__WHAT THIS TASK INVOLVES__: Each record is to be reproduced verbatim.

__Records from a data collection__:
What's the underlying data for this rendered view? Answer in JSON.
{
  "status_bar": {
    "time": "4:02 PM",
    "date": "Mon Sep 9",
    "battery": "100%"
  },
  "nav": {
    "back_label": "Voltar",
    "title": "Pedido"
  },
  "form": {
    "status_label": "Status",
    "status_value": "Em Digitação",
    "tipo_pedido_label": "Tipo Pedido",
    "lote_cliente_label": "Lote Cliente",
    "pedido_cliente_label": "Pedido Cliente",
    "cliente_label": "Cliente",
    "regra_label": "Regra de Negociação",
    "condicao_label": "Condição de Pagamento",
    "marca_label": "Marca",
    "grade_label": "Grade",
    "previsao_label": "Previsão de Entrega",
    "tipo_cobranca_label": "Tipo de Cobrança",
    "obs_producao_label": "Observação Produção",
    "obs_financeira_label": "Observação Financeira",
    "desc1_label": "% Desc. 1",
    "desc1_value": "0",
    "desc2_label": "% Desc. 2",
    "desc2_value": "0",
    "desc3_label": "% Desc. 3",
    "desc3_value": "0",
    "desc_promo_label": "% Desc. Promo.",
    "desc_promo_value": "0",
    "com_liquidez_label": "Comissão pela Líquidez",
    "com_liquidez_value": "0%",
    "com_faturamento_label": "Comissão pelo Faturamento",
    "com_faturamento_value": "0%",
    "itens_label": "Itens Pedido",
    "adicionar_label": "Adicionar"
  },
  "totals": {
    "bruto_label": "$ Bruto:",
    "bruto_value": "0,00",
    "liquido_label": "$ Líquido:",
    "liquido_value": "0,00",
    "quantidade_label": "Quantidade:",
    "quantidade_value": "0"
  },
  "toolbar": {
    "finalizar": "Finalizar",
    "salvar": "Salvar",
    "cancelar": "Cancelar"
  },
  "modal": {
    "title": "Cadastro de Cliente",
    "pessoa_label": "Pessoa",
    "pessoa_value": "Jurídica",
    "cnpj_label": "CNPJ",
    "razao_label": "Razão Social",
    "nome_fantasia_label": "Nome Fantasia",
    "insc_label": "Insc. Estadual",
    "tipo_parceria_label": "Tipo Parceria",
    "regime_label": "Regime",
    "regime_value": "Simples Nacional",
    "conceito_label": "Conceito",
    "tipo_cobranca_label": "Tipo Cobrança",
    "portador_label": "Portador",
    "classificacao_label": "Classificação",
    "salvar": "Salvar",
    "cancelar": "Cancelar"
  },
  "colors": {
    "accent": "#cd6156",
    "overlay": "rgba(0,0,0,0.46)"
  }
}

__RESPONSE TO THIS EXERCISE__:
What's the underlying data for this rendered view? Answer in JSON.
{
  "status_bar": {
    "time": "4:02 PM",
    "date": "Mon Sep 9",
    "battery": "100%"
  },
  "nav": {
    "back_label": "Voltar",
    "title": "Pedido"
  },
  "form": {
    "status_label": "Status",
    "status_value": "Em Digitação",
    "tipo_pedido_label": "Tipo Pedido",
    "lote_cliente_label": "Lote Cliente",
    "pedido_cliente_label": "Pedido Cliente",
    "cliente_label": "Cliente",
    "regra_label": "Regra de Negociação",
    "condicao_label": "Condição de Pagamento",
    "marca_label": "Marca",
    "grade_label": "Grade",
    "previsao_label": "Previsão de Entrega",
    "tipo_cobranca_label": "Tipo de Cobrança",
    "obs_producao_label": "Observação Produção",
    "obs_financeira_label": "Observação Financeira",
    "desc1_label": "% Desc. 1",
    "desc1_value": "0",
    "desc2_label": "% Desc. 2",
    "desc2_value": "0",
    "desc3_label": "% Desc. 3",
    "desc3_value": "0",
    "desc_promo_label": "% Desc. Promo.",
    "desc_promo_value": "0",
    "com_liquidez_label": "Comissão pela Líquidez",
    "com_liquidez_value": "0%",
    "com_faturamento_label": "Comissão pelo Faturamento",
    "com_faturamento_value": "0%",
    "itens_label": "Itens Pedido",
    "adicionar_label": "Adicionar"
  },
  "totals": {
    "bruto_label": "$ Bruto:",
    "bruto_value": "0,00",
    "liquido_label": "$ Líquido:",
    "liquido_value": "0,00",
    "quantidade_label": "Quantidade:",
    "quantidade_value": "0"
  },
  "toolbar": {
    "finalizar": "Finalizar",
    "salvar": "Salvar",
    "cancelar": "Cancelar"
  },
  "modal": {
    "title": "Cadastro de Cliente",
    "pessoa_label": "Pessoa",
    "pessoa_value": "Jurídica",
    "cnpj_label": "CNPJ",
    "razao_label": "Razão Social",
    "nome_fantasia_label": "Nome Fantasia",
    "insc_label": "Insc. Estadual",
    "tipo_parceria_label": "Tipo Parceria",
    "regime_label": "Regime",
    "regime_value": "Simples Nacional",
    "conceito_label": "Conceito",
    "tipo_cobranca_label": "Tipo Cobrança",
    "portador_label": "Portador",
    "classificacao_label": "Classificação",
    "salvar": "Salvar",
    "cancelar": "Cancelar"
  },
  "colors": {
    "accent": "#cd6156",
    "overlay": "rgba(0,0,0,0.46)"
  }
}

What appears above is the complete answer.